Stored data START

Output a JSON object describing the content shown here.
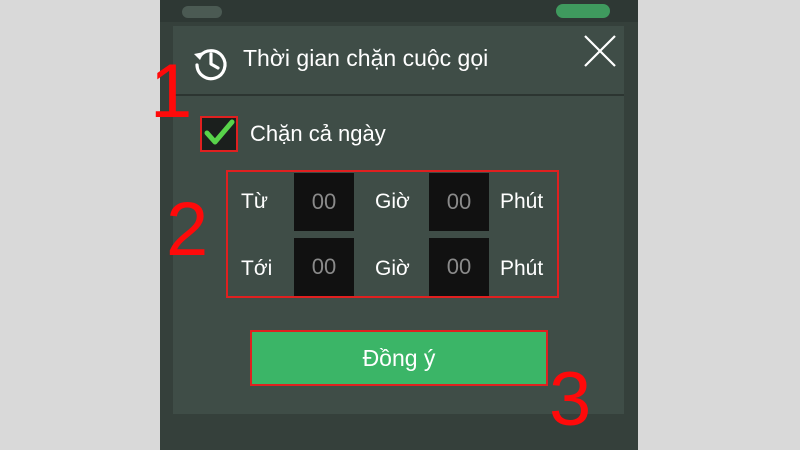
{
  "dialog": {
    "title": "Thời gian chặn cuộc gọi",
    "header_icon": "history-icon",
    "close_icon": "close-icon"
  },
  "block_all_day": {
    "label": "Chặn cả ngày",
    "checked": true
  },
  "time_range": {
    "from": {
      "label": "Từ",
      "hour": "00",
      "hour_unit": "Giờ",
      "minute": "00",
      "minute_unit": "Phút"
    },
    "to": {
      "label": "Tới",
      "hour": "00",
      "hour_unit": "Giờ",
      "minute": "00",
      "minute_unit": "Phút"
    }
  },
  "confirm_button": {
    "label": "Đồng ý"
  },
  "annotations": [
    "1",
    "2",
    "3"
  ],
  "colors": {
    "dialog_bg": "#3f4d47",
    "accent_green": "#3bb567",
    "highlight_red": "#e02020",
    "check_green": "#58d34a"
  }
}
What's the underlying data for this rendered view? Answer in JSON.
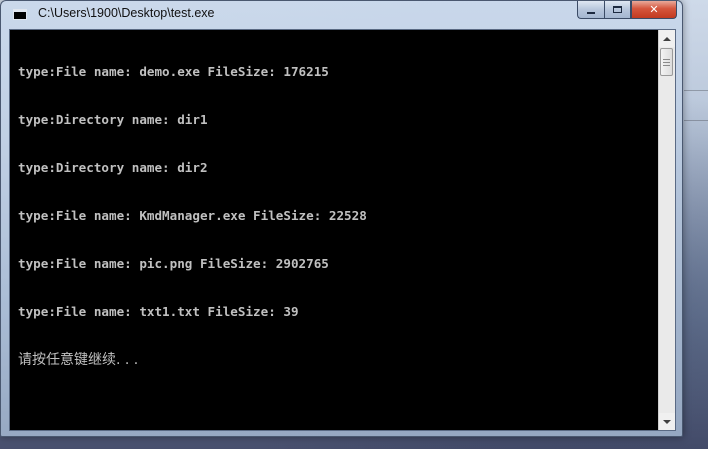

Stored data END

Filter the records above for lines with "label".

• **Solution below**
    "label": "Chặn cả ngày",
      "label": "Từ",
      "label": "Tới",
    "label": "Đồng ý"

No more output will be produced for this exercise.